- WORK TO COMPLETE
Go through the entries below and return every line that contains "example".

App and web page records

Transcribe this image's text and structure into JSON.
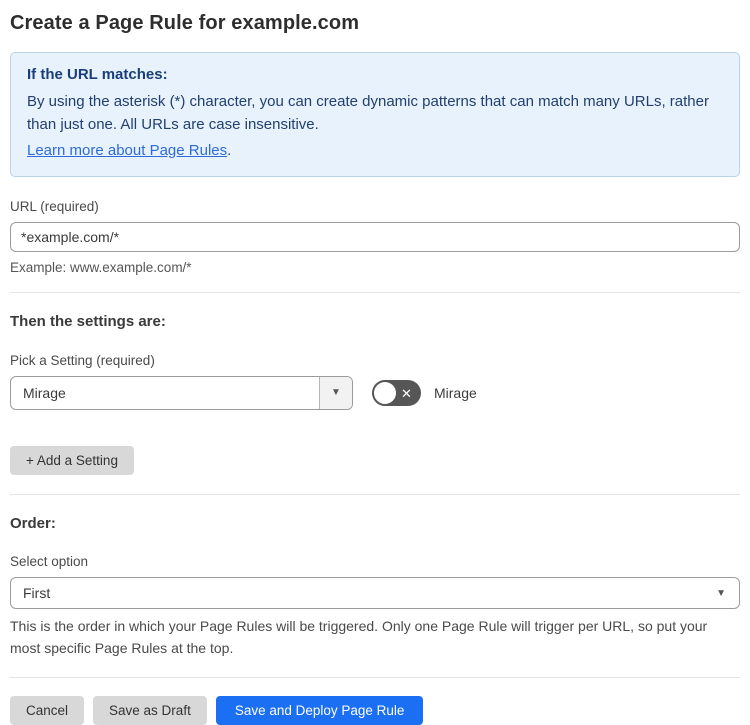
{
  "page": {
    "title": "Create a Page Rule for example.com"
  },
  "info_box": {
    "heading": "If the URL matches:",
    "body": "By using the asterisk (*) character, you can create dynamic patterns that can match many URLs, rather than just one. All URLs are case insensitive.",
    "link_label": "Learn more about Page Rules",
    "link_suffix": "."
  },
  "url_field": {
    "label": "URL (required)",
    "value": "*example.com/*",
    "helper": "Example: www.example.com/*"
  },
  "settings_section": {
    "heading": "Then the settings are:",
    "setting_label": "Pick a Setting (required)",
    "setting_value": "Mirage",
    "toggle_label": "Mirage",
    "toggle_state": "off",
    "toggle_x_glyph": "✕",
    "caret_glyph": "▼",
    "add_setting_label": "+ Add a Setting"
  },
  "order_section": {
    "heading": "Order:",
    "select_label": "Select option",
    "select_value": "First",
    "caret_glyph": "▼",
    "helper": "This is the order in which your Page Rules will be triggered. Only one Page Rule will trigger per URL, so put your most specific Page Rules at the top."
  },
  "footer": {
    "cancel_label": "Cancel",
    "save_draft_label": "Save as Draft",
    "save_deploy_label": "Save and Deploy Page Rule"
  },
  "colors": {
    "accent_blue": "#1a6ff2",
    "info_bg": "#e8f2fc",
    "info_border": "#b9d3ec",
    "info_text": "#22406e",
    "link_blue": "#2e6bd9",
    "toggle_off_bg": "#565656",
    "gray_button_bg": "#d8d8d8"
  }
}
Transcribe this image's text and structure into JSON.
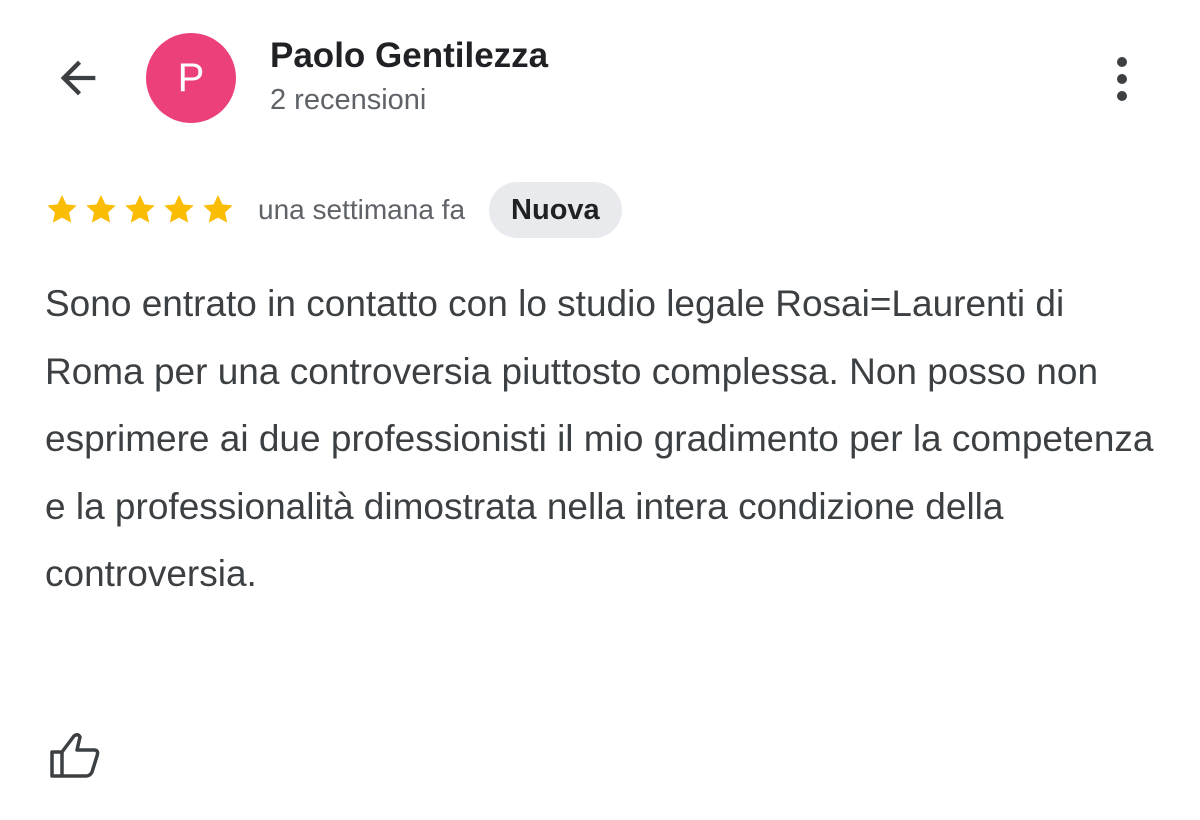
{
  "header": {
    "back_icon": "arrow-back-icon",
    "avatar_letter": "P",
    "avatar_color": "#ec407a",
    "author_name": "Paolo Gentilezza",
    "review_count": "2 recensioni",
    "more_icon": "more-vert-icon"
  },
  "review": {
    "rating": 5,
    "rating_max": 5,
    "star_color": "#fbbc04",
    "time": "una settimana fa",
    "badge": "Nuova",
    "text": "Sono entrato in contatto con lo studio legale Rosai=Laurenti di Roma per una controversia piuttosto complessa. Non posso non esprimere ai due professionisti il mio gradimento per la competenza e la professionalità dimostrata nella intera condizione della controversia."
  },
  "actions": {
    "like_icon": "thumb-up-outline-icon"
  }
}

- FINISHED TASK
    "title": "Create a Page Rule for example.com"
    "value": "*example.com/*",
    "helper": "Example: www.example.com/*"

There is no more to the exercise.